If the animals on Christman property meet the definition of distress and steps are not taken to rectify this, further action will be taken, which could include, but not limited to, seizure and recommendation of charges.


@Jen_zee
jen.zielinski@bpdigital.ca

Like us on Facebook and follow us on Twitter.

Get local stories you won't find anywhere else right to your inbox.
Sign up here

 

(Facebook)

(Facebook)

Just Posted

RDEK calls on province for clarity, stronger measures for inter-community travel

The Regional District of East Kootenay has passed a resolution urging the… Continue reading

Kimberley Elks continue to support community

In February, the Kimberley Elks Lodge #90 was able to assist with… Continue reading

B.C. firefighters only responding to most life-threatening calls during COVID-19 pandemic

The directive comes after province spoke with paramedics, fire services, according to top doctor

‘An extra $220 every 90 days’: B.C. patients pay more dispensing fees due to prescription limits

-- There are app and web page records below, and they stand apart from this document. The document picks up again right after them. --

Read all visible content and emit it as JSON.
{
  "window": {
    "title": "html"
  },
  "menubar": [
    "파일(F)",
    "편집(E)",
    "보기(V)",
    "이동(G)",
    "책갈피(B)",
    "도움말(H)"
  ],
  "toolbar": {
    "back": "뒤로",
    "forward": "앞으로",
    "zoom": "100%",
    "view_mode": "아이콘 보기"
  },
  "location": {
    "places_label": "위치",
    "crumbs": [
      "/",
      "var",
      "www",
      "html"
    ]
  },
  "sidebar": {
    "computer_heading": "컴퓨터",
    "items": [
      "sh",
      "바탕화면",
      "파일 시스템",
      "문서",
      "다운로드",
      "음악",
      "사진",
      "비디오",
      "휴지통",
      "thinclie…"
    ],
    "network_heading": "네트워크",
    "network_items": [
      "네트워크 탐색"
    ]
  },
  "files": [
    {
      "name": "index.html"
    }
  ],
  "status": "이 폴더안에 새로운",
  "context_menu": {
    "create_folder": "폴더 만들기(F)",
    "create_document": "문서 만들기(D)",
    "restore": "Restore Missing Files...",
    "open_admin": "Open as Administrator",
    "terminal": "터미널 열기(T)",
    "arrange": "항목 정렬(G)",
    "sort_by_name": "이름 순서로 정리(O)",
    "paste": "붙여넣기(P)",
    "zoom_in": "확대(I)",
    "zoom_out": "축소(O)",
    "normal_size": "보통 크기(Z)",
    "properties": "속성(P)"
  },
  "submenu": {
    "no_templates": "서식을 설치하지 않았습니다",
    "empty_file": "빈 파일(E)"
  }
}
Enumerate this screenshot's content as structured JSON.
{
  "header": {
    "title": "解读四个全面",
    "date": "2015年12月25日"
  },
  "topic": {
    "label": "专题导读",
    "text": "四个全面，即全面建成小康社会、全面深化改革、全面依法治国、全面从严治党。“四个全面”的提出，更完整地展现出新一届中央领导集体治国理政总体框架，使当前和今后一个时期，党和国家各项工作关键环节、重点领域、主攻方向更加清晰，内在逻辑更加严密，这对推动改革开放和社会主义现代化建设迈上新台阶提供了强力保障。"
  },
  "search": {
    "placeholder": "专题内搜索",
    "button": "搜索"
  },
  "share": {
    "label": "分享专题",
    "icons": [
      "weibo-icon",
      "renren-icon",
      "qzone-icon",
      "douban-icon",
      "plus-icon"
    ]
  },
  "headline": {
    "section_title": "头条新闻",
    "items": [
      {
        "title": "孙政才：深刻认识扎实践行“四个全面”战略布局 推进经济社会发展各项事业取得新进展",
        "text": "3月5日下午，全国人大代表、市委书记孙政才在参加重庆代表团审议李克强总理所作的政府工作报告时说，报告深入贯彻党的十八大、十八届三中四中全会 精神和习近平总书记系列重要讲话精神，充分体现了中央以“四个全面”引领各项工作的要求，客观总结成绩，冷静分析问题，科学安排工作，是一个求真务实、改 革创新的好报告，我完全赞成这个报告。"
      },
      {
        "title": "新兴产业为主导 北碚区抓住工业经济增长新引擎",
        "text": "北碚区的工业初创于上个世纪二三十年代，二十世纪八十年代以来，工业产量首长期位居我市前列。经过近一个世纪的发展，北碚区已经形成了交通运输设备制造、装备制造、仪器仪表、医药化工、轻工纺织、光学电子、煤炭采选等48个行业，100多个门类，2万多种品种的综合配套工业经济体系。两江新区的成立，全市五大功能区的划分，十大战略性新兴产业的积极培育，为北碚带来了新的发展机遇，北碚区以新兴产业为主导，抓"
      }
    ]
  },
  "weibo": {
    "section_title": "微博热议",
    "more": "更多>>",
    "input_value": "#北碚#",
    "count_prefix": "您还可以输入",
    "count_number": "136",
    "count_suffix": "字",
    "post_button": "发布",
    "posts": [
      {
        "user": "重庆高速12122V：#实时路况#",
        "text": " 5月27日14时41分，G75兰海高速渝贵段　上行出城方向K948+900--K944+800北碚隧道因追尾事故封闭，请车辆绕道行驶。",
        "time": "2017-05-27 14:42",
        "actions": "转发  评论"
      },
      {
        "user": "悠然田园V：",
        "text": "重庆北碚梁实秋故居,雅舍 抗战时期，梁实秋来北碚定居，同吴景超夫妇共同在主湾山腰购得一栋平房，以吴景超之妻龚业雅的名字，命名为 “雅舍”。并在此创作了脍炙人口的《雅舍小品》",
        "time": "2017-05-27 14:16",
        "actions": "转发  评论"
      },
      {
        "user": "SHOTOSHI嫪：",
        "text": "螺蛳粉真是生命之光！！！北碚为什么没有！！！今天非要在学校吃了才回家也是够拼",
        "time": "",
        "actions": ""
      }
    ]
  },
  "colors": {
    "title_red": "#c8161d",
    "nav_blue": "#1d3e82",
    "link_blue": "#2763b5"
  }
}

Kelowna woman says it’s outrageous to charge for refills every 30 days

East Kootenay Track and Field Club cancels season

The East Kootenay Track and Field Club has made the call to… Continue reading

‘Better days will return’: Queen Elizabeth delivers message amid COVID-19 pandemic

The Queen said crisis reminds her of her first address during World War II in 1940

Emergency aid portal opens Monday, cash could be in bank accounts by end of week: Trudeau

Emergency benefit will provide $2,000 a month for those who have lost their income due to COVID-19

Education, not enforcement: B.C. bylaw officers keeping a watch on physical distancing

A kind word, it turns out, has usually been all people need to hear

COVID-19: Hospitals remain safe for childbirth, say Vancouver Island care providers

North Island Hospital has been asked to share its perinatal COVID-19 response plan

Canadian cadets to mark 103rd anniversary of Vimy Ridge April 9 virtually

Idea of Captain Billie Sheridan in Williams Lake, B.C. who wondered what to do in times of COVID-19

B.C. VIEWS: Pandemic shows need for adequate care home staffing

Seniors in B.C. care homes face challenging times

QUIZ: How much do you know about hockey?

Take this test and find out how well you know Canada’s most popular winter sport

Most Read